─── GIVEN ENTRIES ───

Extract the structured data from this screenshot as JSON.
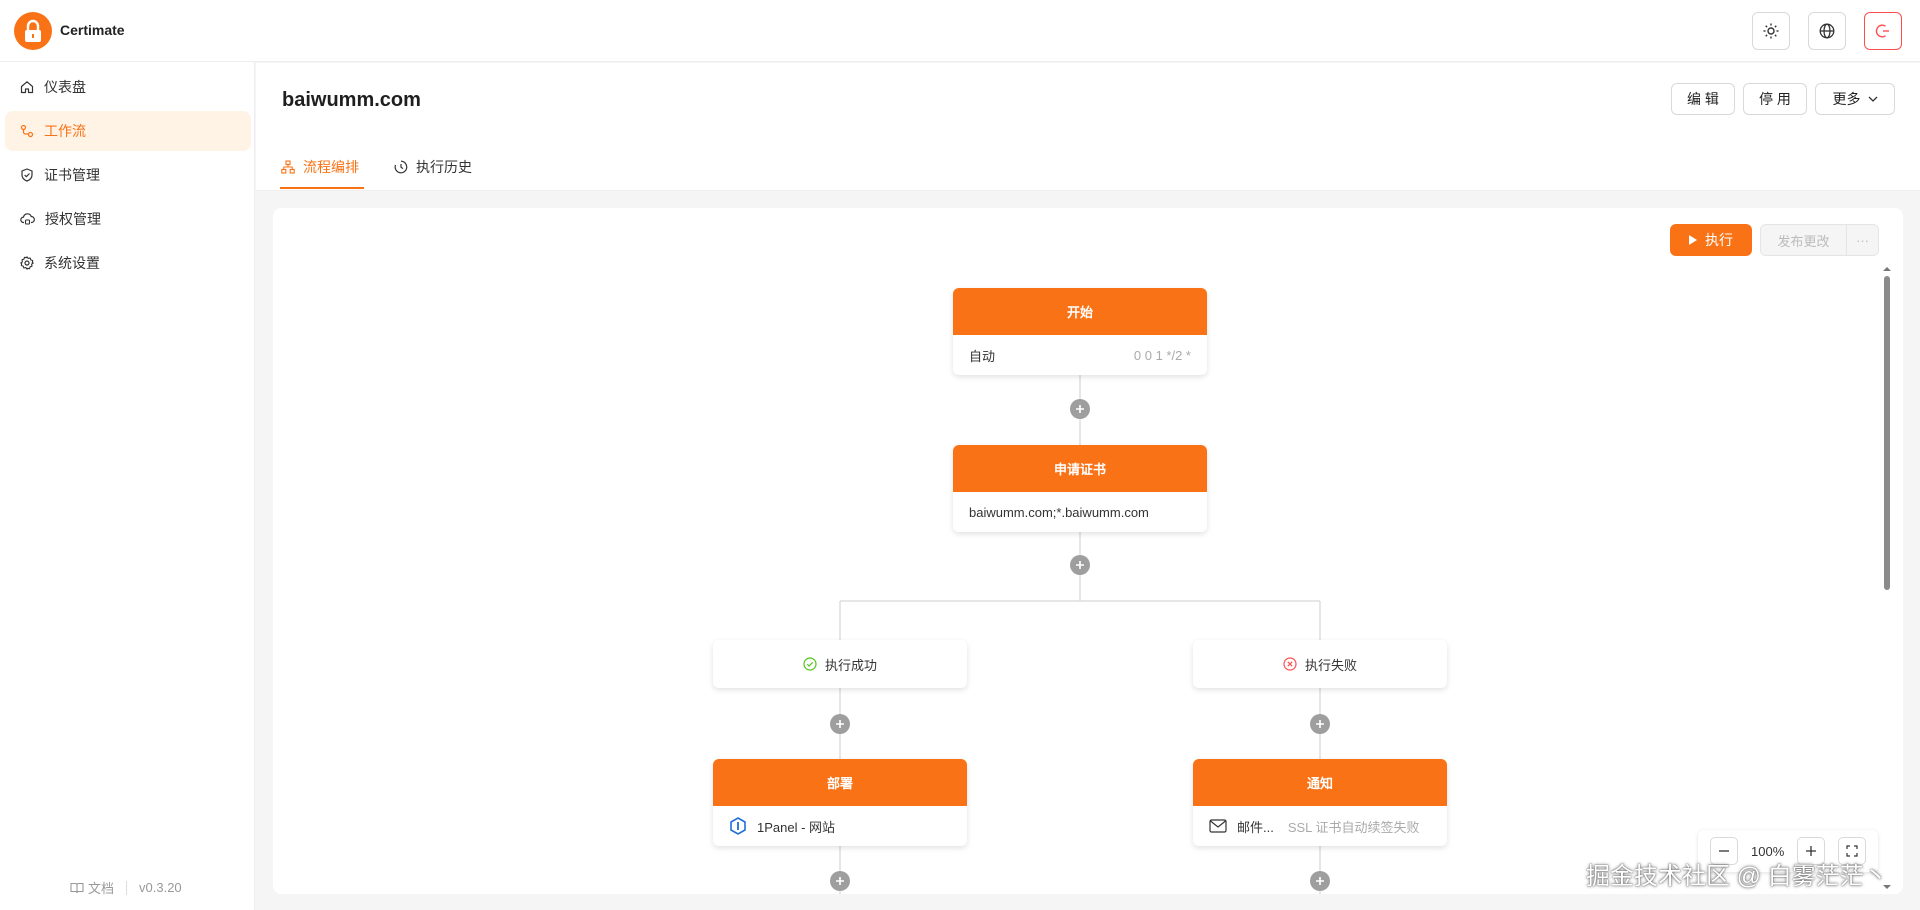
{
  "app": {
    "brand": "Certimate"
  },
  "sidebar": {
    "items": [
      {
        "label": "仪表盘",
        "icon": "home-icon",
        "active": false
      },
      {
        "label": "工作流",
        "icon": "workflow-icon",
        "active": true
      },
      {
        "label": "证书管理",
        "icon": "shield-check-icon",
        "active": false
      },
      {
        "label": "授权管理",
        "icon": "cloud-lock-icon",
        "active": false
      },
      {
        "label": "系统设置",
        "icon": "gear-icon",
        "active": false
      }
    ],
    "docs_label": "文档",
    "version": "v0.3.20"
  },
  "header": {
    "title": "baiwumm.com",
    "edit_label": "编 辑",
    "disable_label": "停 用",
    "more_label": "更多",
    "tabs": [
      {
        "label": "流程编排",
        "active": true
      },
      {
        "label": "执行历史",
        "active": false
      }
    ]
  },
  "canvas": {
    "run_label": "执行",
    "publish_label": "发布更改",
    "more_label": "···",
    "zoom": "100%"
  },
  "flow": {
    "start": {
      "title": "开始",
      "mode": "自动",
      "cron": "0 0 1 */2 *"
    },
    "apply": {
      "title": "申请证书",
      "domains": "baiwumm.com;*.baiwumm.com"
    },
    "success": {
      "label": "执行成功"
    },
    "failure": {
      "label": "执行失败"
    },
    "deploy": {
      "title": "部署",
      "provider": "1Panel - 网站"
    },
    "notify": {
      "title": "通知",
      "channel": "邮件...",
      "subject": "SSL 证书自动续签失败"
    }
  },
  "watermark": "掘金技术社区 @ 白雾茫茫丶",
  "colors": {
    "accent": "#f97316",
    "success": "#52c41a",
    "danger": "#ff4d4f"
  }
}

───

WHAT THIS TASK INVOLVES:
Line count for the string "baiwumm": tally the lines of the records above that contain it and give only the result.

SOLUTION FOR THIS EXERCISE:
2